[Page and application data records]
··········

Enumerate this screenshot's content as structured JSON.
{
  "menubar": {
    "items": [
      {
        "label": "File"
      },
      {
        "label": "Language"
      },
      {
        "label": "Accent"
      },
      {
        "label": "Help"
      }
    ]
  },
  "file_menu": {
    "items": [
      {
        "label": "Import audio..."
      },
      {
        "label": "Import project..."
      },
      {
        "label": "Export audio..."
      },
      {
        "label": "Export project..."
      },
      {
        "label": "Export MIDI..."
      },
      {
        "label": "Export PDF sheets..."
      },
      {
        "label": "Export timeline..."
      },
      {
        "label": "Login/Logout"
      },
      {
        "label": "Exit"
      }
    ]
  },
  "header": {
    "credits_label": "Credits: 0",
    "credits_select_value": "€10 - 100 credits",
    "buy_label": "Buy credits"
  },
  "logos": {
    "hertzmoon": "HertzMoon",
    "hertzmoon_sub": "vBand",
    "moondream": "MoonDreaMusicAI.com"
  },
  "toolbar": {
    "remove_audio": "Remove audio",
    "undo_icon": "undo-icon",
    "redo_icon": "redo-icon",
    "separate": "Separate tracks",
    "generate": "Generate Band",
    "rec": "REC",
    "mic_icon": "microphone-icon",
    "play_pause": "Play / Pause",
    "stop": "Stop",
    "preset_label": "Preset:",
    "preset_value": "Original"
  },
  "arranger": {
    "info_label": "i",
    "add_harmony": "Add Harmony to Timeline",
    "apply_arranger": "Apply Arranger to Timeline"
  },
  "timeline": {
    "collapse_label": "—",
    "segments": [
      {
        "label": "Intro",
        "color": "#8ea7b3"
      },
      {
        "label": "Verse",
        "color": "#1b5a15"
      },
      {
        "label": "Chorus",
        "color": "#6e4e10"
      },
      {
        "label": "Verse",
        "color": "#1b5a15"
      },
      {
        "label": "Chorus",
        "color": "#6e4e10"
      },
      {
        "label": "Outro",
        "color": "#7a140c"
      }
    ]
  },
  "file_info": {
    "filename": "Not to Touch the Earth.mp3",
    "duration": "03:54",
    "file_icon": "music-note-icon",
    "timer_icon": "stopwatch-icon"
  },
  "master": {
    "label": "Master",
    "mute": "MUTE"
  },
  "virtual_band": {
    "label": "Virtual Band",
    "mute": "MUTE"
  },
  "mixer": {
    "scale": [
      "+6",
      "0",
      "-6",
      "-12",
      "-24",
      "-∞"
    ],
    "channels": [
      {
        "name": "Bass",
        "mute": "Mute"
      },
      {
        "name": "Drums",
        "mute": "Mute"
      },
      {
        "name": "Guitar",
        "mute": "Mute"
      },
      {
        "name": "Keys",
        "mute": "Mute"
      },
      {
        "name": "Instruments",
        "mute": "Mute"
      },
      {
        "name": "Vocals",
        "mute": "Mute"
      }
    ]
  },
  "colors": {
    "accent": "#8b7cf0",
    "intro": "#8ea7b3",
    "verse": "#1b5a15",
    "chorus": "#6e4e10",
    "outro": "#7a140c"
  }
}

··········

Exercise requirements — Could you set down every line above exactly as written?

Completed exercise —
Enumerate this screenshot's content as structured JSON.
{
  "menubar": {
    "items": [
      {
        "label": "File"
      },
      {
        "label": "Language"
      },
      {
        "label": "Accent"
      },
      {
        "label": "Help"
      }
    ]
  },
  "file_menu": {
    "items": [
      {
        "label": "Import audio..."
      },
      {
        "label": "Import project..."
      },
      {
        "label": "Export audio..."
      },
      {
        "label": "Export project..."
      },
      {
        "label": "Export MIDI..."
      },
      {
        "label": "Export PDF sheets..."
      },
      {
        "label": "Export timeline..."
      },
      {
        "label": "Login/Logout"
      },
      {
        "label": "Exit"
      }
    ]
  },
  "header": {
    "credits_label": "Credits: 0",
    "credits_select_value": "€10 - 100 credits",
    "buy_label": "Buy credits"
  },
  "logos": {
    "hertzmoon": "HertzMoon",
    "hertzmoon_sub": "vBand",
    "moondream": "MoonDreaMusicAI.com"
  },
  "toolbar": {
    "remove_audio": "Remove audio",
    "undo_icon": "undo-icon",
    "redo_icon": "redo-icon",
    "separate": "Separate tracks",
    "generate": "Generate Band",
    "rec": "REC",
    "mic_icon": "microphone-icon",
    "play_pause": "Play / Pause",
    "stop": "Stop",
    "preset_label": "Preset:",
    "preset_value": "Original"
  },
  "arranger": {
    "info_label": "i",
    "add_harmony": "Add Harmony to Timeline",
    "apply_arranger": "Apply Arranger to Timeline"
  },
  "timeline": {
    "collapse_label": "—",
    "segments": [
      {
        "label": "Intro",
        "color": "#8ea7b3"
      },
      {
        "label": "Verse",
        "color": "#1b5a15"
      },
      {
        "label": "Chorus",
        "color": "#6e4e10"
      },
      {
        "label": "Verse",
        "color": "#1b5a15"
      },
      {
        "label": "Chorus",
        "color": "#6e4e10"
      },
      {
        "label": "Outro",
        "color": "#7a140c"
      }
    ]
  },
  "file_info": {
    "filename": "Not to Touch the Earth.mp3",
    "duration": "03:54",
    "file_icon": "music-note-icon",
    "timer_icon": "stopwatch-icon"
  },
  "master": {
    "label": "Master",
    "mute": "MUTE"
  },
  "virtual_band": {
    "label": "Virtual Band",
    "mute": "MUTE"
  },
  "mixer": {
    "scale": [
      "+6",
      "0",
      "-6",
      "-12",
      "-24",
      "-∞"
    ],
    "channels": [
      {
        "name": "Bass",
        "mute": "Mute"
      },
      {
        "name": "Drums",
        "mute": "Mute"
      },
      {
        "name": "Guitar",
        "mute": "Mute"
      },
      {
        "name": "Keys",
        "mute": "Mute"
      },
      {
        "name": "Instruments",
        "mute": "Mute"
      },
      {
        "name": "Vocals",
        "mute": "Mute"
      }
    ]
  },
  "colors": {
    "accent": "#8b7cf0",
    "intro": "#8ea7b3",
    "verse": "#1b5a15",
    "chorus": "#6e4e10",
    "outro": "#7a140c"
  }
}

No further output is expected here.